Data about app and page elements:
○ ○ ○ ○

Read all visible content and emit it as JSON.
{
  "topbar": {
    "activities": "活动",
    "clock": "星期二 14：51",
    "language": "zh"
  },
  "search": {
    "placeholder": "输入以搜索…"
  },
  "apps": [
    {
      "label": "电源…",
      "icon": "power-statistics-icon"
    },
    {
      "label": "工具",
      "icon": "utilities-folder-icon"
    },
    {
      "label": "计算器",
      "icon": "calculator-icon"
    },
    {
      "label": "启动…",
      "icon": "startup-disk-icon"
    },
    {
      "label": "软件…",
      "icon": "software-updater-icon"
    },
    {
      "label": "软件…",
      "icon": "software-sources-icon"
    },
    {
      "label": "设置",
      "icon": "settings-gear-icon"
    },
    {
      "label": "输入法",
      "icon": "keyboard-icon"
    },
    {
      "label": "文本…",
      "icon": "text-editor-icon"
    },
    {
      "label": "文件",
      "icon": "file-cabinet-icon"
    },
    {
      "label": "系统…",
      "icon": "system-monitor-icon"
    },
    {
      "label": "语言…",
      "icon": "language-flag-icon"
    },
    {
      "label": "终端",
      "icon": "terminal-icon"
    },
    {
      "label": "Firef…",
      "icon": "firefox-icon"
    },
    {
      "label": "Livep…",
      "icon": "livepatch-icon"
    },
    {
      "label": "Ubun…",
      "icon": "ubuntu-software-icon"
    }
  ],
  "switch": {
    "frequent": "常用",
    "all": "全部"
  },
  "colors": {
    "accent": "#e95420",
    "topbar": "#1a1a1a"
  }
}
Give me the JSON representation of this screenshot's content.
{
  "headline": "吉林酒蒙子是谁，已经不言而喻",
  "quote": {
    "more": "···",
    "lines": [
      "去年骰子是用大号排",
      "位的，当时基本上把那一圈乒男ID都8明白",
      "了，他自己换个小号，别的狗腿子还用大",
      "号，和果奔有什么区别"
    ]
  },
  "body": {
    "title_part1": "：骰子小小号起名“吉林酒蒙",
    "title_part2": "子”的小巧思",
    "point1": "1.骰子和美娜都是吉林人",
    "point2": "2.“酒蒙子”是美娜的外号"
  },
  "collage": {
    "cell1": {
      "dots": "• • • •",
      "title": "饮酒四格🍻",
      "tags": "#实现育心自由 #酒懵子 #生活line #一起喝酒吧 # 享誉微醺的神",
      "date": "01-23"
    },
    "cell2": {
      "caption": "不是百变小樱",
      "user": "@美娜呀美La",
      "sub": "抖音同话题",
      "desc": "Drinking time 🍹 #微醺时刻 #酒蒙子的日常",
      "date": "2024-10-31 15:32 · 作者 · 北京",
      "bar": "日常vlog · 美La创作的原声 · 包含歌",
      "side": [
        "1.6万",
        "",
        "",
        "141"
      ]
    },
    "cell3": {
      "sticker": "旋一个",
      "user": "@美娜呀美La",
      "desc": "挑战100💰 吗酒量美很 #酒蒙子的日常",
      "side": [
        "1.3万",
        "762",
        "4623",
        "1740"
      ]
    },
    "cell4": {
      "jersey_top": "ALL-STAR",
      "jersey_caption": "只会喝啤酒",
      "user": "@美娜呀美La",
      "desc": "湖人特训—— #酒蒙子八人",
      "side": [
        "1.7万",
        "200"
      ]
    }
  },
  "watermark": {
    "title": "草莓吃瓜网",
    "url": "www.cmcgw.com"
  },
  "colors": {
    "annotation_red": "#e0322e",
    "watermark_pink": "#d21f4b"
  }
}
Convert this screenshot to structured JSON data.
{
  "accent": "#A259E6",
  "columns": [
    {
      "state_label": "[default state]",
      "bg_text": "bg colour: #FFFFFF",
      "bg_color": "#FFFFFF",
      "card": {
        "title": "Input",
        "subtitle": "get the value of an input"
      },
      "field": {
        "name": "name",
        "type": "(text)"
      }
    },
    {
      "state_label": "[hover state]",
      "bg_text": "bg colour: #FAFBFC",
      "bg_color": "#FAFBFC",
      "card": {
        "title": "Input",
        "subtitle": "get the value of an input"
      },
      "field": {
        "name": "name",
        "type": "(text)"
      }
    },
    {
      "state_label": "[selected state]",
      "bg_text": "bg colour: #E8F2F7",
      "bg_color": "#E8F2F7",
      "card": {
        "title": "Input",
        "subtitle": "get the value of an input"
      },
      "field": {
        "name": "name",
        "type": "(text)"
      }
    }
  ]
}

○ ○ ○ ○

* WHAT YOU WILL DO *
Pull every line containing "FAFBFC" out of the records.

* ANSWER BOX *
      "bg_text": "bg colour: #FAFBFC",
      "bg_color": "#FAFBFC",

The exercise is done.